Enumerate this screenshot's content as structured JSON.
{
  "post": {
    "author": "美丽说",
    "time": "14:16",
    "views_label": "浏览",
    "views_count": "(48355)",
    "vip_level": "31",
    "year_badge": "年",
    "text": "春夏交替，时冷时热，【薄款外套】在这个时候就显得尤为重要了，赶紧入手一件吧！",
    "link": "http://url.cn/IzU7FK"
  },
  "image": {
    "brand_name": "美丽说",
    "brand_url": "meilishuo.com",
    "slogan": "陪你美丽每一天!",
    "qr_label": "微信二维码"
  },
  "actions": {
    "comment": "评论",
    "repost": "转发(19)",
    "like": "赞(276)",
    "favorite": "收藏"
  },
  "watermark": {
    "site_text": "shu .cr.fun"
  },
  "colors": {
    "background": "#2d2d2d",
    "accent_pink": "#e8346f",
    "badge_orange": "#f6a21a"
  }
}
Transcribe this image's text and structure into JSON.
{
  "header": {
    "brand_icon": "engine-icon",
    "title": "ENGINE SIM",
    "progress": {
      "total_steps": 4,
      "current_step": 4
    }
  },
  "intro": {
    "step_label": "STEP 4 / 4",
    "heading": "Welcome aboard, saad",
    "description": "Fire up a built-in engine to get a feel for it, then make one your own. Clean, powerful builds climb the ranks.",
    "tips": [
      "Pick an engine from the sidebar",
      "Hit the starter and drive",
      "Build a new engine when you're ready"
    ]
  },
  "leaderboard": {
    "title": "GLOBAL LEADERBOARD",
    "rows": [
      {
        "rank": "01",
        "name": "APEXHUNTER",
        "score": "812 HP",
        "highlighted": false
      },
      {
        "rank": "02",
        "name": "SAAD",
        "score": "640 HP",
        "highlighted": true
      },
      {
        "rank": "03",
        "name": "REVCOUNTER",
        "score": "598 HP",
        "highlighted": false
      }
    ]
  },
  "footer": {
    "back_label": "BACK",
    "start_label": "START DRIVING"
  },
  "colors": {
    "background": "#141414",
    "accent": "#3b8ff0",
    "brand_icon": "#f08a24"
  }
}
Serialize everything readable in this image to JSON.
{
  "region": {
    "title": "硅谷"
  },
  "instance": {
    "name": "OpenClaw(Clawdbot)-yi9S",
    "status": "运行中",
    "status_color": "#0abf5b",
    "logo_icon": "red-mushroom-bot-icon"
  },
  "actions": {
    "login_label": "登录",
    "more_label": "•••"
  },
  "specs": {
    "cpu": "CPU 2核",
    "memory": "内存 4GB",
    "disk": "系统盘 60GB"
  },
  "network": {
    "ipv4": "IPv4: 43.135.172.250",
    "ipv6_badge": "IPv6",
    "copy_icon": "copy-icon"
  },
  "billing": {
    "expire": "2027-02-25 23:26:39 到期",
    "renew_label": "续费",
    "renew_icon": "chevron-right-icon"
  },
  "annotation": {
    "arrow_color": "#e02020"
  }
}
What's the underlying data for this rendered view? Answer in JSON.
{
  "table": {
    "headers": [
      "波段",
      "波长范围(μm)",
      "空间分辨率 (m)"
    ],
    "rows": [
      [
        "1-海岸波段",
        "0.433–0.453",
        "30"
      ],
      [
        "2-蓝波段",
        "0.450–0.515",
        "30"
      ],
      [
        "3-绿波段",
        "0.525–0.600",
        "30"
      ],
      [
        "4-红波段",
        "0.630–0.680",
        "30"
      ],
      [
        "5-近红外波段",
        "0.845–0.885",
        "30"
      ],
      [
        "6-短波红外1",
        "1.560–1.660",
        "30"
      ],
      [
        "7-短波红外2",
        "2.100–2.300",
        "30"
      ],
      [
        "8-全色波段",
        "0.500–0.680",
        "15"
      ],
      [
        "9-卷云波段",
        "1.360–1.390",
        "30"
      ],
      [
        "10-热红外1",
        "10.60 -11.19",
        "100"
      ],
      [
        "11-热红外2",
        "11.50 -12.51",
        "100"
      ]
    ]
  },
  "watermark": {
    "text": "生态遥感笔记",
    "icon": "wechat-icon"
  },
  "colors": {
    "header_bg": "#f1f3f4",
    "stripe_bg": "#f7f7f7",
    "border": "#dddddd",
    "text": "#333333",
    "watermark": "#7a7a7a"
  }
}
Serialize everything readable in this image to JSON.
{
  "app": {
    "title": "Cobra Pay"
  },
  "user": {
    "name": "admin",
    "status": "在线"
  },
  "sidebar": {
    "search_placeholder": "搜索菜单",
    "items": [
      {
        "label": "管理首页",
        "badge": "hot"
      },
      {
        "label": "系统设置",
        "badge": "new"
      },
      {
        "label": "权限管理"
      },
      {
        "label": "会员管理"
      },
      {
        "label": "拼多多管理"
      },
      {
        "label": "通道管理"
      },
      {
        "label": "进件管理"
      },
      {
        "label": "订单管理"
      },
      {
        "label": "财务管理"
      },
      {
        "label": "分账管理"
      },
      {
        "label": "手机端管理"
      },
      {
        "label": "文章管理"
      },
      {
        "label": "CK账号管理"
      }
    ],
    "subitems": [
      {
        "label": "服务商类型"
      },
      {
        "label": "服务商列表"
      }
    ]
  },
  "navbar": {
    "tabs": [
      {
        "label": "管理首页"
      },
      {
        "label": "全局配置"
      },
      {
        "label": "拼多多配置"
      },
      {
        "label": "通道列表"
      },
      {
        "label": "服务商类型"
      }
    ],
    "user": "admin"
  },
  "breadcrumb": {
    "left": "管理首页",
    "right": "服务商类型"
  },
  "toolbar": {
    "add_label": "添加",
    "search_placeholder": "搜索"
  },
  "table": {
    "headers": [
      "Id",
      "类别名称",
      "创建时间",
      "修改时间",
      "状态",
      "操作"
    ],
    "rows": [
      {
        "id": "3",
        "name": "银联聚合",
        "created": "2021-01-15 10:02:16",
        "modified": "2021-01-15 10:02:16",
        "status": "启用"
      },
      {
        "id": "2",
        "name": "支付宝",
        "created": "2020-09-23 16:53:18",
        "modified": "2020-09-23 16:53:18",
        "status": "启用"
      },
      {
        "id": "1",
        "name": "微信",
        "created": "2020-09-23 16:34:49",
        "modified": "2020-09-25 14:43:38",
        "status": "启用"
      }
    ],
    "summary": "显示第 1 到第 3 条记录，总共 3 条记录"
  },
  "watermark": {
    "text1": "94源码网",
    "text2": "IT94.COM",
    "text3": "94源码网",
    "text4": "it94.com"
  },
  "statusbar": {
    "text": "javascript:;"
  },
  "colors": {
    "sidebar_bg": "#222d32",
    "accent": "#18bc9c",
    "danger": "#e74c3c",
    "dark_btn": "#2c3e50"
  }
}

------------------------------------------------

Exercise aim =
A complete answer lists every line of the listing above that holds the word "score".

Solved problem =
        "score": "812 HP",
        "score": "640 HP",
        "score": "598 HP",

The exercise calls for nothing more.